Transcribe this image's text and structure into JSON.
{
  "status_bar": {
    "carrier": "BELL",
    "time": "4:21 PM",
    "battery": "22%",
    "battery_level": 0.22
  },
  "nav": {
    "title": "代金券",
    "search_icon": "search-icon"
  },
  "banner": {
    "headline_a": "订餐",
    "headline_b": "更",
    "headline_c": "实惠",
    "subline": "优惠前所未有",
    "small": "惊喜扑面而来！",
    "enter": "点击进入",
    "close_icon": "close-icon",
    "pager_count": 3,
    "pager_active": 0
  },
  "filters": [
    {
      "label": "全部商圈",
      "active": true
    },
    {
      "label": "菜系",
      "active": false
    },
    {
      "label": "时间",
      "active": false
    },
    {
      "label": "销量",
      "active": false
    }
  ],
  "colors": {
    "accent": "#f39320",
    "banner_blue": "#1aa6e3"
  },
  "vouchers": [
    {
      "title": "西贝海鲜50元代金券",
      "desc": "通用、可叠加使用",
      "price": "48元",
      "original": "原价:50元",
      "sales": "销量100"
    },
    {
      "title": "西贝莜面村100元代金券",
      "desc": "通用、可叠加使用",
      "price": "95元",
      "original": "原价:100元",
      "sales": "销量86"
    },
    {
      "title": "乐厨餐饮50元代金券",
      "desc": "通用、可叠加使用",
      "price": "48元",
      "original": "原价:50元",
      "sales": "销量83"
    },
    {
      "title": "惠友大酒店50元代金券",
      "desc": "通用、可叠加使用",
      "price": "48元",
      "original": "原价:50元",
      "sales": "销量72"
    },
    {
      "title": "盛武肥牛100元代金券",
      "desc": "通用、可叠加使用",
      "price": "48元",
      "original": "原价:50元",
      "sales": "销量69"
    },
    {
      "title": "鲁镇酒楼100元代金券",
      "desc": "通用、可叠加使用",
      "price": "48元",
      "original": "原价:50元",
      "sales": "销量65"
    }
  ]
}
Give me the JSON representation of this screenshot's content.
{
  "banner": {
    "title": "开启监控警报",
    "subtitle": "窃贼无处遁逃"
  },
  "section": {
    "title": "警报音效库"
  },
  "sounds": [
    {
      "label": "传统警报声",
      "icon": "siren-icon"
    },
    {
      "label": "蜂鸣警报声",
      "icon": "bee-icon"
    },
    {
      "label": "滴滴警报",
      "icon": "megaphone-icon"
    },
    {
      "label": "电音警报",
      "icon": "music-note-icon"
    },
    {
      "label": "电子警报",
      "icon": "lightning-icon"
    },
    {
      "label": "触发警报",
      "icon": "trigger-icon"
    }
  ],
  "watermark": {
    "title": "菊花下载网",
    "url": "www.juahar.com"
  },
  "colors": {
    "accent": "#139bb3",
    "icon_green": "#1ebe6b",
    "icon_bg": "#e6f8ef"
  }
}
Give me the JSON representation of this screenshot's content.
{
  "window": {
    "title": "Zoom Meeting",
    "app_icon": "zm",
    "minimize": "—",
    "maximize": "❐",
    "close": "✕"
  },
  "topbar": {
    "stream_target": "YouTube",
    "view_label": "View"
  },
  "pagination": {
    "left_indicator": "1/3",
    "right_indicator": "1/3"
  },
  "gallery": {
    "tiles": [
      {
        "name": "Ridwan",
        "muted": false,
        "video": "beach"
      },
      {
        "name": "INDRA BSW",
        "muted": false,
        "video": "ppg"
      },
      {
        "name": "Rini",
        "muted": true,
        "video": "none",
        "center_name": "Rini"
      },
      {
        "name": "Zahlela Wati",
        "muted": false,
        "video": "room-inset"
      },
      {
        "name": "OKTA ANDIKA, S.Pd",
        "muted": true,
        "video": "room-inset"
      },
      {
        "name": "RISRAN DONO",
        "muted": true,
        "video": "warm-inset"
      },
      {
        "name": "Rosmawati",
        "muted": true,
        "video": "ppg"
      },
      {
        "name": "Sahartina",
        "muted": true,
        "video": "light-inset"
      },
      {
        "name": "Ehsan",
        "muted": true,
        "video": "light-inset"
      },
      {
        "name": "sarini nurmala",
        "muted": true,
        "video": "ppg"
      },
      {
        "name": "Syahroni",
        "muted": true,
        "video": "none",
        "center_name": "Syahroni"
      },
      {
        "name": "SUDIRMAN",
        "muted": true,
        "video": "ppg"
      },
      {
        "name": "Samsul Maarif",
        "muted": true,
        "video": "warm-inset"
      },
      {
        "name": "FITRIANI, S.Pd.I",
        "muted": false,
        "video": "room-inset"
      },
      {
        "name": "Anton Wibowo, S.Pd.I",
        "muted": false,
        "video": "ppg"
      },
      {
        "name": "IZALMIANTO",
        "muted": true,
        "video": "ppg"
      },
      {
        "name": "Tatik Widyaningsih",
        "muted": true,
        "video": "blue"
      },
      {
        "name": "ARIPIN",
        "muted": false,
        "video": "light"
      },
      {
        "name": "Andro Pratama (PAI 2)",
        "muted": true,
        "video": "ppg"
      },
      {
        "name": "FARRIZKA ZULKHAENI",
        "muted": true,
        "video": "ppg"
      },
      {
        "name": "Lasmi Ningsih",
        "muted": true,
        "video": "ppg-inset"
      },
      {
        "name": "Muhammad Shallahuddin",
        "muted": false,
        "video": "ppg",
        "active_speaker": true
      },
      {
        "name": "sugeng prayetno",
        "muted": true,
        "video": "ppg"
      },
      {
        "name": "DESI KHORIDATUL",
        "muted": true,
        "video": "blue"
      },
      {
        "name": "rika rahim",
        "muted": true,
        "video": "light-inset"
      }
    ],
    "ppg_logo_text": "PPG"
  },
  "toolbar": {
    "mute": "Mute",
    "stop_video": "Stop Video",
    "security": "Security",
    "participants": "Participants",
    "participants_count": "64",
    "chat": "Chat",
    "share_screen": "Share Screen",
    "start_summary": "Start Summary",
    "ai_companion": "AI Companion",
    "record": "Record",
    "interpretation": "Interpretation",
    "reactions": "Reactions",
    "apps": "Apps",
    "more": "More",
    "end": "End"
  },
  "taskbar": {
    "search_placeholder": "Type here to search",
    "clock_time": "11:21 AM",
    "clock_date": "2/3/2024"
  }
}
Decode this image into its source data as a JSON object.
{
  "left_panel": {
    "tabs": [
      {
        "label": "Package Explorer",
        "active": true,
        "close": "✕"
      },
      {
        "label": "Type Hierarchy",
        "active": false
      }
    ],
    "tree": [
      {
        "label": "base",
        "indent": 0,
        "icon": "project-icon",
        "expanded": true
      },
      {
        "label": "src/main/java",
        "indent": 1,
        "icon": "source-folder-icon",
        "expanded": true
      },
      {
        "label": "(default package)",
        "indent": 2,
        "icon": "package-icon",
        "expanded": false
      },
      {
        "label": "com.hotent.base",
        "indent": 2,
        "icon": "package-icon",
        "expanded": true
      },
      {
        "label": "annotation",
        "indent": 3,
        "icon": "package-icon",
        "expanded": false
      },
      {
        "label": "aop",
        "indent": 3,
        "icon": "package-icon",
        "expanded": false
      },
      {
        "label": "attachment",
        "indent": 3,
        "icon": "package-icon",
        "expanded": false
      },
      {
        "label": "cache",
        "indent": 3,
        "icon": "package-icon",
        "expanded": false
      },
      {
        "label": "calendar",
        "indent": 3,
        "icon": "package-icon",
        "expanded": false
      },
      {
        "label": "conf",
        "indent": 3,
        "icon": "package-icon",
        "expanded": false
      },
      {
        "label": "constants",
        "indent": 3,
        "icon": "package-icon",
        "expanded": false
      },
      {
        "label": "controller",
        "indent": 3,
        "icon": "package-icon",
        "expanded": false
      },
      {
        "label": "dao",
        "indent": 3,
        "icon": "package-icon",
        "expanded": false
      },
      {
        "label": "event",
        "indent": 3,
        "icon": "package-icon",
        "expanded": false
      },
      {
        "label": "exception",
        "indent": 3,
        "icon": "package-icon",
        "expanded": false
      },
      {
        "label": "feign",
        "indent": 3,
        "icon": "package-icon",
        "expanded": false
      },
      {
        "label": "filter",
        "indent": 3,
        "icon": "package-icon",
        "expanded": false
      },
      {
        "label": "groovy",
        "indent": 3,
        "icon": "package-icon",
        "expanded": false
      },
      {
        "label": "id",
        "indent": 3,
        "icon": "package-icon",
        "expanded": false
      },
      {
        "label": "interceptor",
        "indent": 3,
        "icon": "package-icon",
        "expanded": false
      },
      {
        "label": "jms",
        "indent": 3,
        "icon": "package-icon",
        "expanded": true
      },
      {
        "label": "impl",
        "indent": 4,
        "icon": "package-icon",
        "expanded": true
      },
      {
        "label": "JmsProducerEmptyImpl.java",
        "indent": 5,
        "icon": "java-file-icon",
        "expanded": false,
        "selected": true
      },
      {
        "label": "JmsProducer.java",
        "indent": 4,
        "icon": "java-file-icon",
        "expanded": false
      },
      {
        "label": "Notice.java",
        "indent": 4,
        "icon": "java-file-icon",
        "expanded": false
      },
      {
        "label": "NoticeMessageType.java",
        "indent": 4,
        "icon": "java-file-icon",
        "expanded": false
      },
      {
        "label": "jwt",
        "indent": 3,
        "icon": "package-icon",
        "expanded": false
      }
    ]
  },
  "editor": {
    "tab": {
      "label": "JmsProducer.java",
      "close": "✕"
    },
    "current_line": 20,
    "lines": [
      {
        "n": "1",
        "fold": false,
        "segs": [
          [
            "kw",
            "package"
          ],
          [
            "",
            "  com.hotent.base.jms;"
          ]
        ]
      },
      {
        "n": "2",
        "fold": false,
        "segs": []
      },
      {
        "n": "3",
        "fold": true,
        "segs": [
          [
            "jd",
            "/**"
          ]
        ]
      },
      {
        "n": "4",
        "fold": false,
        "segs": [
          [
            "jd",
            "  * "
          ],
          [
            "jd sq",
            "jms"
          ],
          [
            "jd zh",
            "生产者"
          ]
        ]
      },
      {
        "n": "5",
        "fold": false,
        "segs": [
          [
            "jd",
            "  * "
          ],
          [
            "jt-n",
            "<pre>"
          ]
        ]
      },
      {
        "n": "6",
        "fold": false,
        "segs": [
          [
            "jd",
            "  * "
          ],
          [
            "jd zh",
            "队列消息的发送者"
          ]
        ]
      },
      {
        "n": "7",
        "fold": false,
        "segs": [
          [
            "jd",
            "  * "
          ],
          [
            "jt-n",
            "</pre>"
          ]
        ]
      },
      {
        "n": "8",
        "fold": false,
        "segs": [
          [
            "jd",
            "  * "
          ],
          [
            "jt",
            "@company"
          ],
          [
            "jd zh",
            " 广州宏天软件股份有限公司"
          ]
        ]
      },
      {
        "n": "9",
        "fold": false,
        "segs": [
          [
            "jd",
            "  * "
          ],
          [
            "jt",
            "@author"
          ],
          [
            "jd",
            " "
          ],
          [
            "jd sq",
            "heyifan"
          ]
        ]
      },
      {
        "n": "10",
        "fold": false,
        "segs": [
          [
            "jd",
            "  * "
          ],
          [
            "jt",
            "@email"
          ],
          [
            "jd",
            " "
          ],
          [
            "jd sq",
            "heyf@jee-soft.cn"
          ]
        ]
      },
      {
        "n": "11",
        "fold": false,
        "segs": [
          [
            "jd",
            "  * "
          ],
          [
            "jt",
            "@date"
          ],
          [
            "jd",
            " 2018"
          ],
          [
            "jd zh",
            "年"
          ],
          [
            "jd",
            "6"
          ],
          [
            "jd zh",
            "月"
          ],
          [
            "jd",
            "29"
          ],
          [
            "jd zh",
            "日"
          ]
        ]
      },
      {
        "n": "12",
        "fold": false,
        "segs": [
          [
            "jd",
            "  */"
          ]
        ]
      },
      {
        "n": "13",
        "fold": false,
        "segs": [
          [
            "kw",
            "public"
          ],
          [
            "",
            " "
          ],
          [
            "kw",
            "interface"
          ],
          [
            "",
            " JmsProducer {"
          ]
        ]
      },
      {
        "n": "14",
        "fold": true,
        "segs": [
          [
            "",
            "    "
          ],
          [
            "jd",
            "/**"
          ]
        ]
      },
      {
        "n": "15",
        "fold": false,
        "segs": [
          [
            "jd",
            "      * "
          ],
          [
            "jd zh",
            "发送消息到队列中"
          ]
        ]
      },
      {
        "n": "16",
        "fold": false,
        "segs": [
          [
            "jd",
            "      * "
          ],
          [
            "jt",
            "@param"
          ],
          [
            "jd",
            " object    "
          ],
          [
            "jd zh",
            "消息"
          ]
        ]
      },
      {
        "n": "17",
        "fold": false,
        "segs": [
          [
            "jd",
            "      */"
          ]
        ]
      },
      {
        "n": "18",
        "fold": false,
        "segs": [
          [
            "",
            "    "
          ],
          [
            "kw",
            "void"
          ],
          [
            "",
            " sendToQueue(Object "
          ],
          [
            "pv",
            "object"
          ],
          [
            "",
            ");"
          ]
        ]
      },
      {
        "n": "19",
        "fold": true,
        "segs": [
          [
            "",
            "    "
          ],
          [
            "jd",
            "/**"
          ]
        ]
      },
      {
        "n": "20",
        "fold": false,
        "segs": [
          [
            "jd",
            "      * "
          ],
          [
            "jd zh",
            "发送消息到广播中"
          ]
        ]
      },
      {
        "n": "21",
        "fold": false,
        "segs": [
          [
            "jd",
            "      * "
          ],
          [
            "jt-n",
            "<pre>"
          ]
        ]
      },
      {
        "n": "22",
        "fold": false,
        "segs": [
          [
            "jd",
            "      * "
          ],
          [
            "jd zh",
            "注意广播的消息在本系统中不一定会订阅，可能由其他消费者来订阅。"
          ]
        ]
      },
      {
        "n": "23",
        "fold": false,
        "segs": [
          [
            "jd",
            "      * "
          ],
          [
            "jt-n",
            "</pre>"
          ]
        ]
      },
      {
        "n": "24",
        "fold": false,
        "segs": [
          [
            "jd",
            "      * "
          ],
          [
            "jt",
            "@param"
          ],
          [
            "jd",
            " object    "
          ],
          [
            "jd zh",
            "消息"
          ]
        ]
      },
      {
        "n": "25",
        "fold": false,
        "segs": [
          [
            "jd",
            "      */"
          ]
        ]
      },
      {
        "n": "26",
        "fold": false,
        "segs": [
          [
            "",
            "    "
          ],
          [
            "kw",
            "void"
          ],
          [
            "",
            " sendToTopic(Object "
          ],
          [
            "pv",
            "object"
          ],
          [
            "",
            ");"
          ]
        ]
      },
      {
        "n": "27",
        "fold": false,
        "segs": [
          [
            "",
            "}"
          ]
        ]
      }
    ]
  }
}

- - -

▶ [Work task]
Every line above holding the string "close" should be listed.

▶ [Task answer]
    "close_icon": "close-icon",
    "close": "✕"
        "close": "✕"
      "close": "✕"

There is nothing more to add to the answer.